[Opening DATA SUPPLIED section]

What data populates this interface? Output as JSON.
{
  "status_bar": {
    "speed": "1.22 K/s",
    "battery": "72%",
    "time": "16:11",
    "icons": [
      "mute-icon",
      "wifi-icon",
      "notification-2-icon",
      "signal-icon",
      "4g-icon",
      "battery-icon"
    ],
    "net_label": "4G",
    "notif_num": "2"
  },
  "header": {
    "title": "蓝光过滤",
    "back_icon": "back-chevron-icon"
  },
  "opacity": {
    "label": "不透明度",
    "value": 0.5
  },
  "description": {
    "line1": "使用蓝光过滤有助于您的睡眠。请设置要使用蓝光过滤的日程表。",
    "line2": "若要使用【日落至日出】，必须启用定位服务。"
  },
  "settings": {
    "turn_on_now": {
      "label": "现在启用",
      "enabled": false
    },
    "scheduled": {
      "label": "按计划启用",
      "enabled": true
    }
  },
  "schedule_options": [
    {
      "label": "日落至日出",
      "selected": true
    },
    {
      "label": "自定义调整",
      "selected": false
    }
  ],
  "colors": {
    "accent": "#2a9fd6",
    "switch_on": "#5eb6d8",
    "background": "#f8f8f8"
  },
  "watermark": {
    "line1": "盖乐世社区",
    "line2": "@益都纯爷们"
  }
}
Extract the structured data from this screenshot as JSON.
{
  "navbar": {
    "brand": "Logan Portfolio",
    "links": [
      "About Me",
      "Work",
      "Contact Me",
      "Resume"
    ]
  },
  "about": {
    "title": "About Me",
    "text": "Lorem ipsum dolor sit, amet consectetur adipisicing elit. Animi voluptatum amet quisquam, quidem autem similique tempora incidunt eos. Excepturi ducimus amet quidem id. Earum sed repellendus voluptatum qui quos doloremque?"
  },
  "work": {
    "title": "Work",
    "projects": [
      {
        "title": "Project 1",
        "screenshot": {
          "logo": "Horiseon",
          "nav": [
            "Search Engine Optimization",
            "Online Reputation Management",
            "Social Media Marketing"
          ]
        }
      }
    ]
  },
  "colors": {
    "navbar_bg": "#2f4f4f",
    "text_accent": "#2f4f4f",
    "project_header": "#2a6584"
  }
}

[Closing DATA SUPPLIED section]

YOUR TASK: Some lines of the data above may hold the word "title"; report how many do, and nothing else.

TASK ANSWER: 4